Kalalau Trail runs along the Nāpali coast of the island Kauai in the US state of Hawaii. It consistently rates among the top 15 bucket list trails. What in the world made me think I could do it?
I blame our friends on the Big Island for suggesting the Kalalau Trail in the first place. Granted, they had subtly hinted that a helicopter or a speedboat might be the best way for me to see the sights. But I balked at the price and, really, the thought of enjoying such magnificent nature from far away.
If I can be generous with handing out blame, then I will also point an accusing finger at the state of Hawaii for making me think that two senior citizens could easily totter their way along the Kalalau Trail. We weren’t insane. Our goals were modest. We intended only to hike the two mile stretch from Ke’e Beach to Hanakapi’ai. The Division of State Parks described this piece of the trail as “a popular day hike for able-bodied hikers.” Sold.
After all, we were coming off a streak of record-setting hikes: through the temples of Angkor Wat and down the Nakasendo. I had already achieved an all-time personal high of 20,000+ steps per day. I feel plenty able-bodied. My preparation for the Kalalau Trail therefore focuses on those things nearest and dearest to my heart.
Sunday we hike. We’ll take the 10:30am shuttle to Ha’ena State Park. Just hiking gear and maybe a swimsuit and towel plus food that we can carry in our backpacks.Karen Kao, Travel journal entry for 3 Jan 2020
Doubt does not enter my mind when we reach the parking lot of Ha’ena State Park.
About half the people on the shuttle head straight to the Ke’e Beach. They’re the ones wearing flipflops and carrying cooler bags. The other half is packing walking sticks and I’m wondering how bad this trail is going to be. The first spot for photo-taking is a quarter of a mile in. You can look back at Ke’e Beach and see it stretch around the bend.Karen Kao, Travel journal entry for 5 Jan 2020
The walking sticks are the kind that look like ski poles with nice sharp points to dig into the dirt. And while I am not wearing flipflops, the shoes I wear do not qualify as hiking boots, hiking shoes or even trail runners. Finn Comfort is a brand most commonly found on orthopedic shoe sites. But I didn’t know that then.
Dangers of the trail
The universe of things I didn’t know is vast and deep. For example, I didn’t know that the Kalalau Trail is regularly closed due to flash flooding, rockfall mitigation work and the occasional helicopter crash. Air traffic along the Kalalau Trail is heavy with tourists who don’t want to hike. Helicopters also airlift stranded backpackers and their trash off the Kalalau Trail.

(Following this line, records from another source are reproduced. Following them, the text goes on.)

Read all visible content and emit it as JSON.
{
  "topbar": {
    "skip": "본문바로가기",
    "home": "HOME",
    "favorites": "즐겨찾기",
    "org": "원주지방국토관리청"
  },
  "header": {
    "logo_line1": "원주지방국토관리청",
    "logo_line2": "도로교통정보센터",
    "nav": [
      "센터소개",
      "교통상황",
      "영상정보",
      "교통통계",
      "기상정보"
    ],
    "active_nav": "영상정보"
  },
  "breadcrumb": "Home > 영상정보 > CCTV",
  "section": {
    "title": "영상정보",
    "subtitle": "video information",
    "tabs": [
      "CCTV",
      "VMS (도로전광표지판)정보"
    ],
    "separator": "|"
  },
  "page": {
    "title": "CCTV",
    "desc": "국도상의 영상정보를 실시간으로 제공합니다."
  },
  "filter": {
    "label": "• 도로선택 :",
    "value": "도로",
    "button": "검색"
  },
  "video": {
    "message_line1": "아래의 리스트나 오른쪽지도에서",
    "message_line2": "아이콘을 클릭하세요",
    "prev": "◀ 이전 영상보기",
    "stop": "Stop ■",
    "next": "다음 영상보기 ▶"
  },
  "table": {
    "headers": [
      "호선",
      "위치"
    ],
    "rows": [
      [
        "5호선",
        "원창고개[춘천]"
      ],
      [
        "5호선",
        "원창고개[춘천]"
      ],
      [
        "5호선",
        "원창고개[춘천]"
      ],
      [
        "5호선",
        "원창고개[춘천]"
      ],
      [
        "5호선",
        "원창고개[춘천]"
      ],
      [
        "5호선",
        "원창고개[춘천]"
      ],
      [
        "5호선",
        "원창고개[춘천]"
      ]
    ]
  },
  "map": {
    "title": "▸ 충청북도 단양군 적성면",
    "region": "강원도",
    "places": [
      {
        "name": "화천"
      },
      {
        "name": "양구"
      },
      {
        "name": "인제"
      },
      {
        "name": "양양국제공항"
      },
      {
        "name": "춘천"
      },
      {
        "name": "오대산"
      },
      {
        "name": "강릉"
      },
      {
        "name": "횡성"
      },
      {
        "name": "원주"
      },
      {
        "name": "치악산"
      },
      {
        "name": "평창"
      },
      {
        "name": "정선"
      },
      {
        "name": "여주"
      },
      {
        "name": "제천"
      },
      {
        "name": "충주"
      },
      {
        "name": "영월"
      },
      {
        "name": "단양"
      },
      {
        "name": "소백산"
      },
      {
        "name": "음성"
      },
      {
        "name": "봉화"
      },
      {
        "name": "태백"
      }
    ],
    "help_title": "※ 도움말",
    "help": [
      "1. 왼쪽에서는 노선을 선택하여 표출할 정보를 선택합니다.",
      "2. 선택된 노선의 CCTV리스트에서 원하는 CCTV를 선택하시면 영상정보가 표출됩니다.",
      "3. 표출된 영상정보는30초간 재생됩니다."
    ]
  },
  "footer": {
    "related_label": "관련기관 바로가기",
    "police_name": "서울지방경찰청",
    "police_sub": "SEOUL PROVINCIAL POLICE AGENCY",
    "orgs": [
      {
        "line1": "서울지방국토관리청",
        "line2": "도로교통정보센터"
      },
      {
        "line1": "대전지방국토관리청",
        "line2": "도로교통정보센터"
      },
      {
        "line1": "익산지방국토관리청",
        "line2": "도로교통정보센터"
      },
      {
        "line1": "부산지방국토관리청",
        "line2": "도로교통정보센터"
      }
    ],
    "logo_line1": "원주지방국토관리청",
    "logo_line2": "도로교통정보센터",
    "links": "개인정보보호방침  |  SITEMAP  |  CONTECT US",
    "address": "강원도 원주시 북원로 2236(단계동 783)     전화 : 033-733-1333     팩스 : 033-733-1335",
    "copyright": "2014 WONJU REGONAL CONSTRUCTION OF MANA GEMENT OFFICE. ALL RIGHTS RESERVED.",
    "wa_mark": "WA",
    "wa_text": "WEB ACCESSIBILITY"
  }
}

The best time of year to hike the Kalalau is April to October, ie outside the rainy season. The trail was recently closed for more than a year due to severe flooding on the north coast of Kauai. We arrive in January 2020, in time for the reopening and the flash flood season.
On the day of our hike, we luck out. The weather varies between light rain and steaming heat. The rain turns the red dirt into mud. The mud fills the profiles of my inadequate shoes so that I slip and slide going uphill. I am already looking forward to the downhill trajectory. Meanwhile, the heat of my body and the humidity in the air turn me into a bug magnet.
End of the road
We make it as far as the trailhead that leads down to Hanakapi’ai Beach. An able-bodied hiker would need 3-4 hours for the round trip to the beach. My husband rightly anticipates that my body would require twice as long. So we content ourselves with the view and our salty caramel granola bars.
My husband holds my hand all the way down the trail. He murmurs encouraging words or, at the very least, doesn’t laugh. To be honest, I feel quite proud of myself having ventured onto the Kalalau Trail. Heroic, even.
One month later, the Canadian travel bloggers David and Cayleigh (aka Made to Travel) arrive in Kauai to hike the Kalalau Trail. They’re young, enthusiastic and definitely able-bodied. Thanks to their trail video, I now know that my husband and I traversed a minor fraction of the Kalalau. We didn’t have to take off our boots to wade across a river. Or scuttle along the infamous Crawlers Ledge, a sheer cliff that drops into the sea below.
If you want to see what we did not see on the Kalalau Trail, check this out.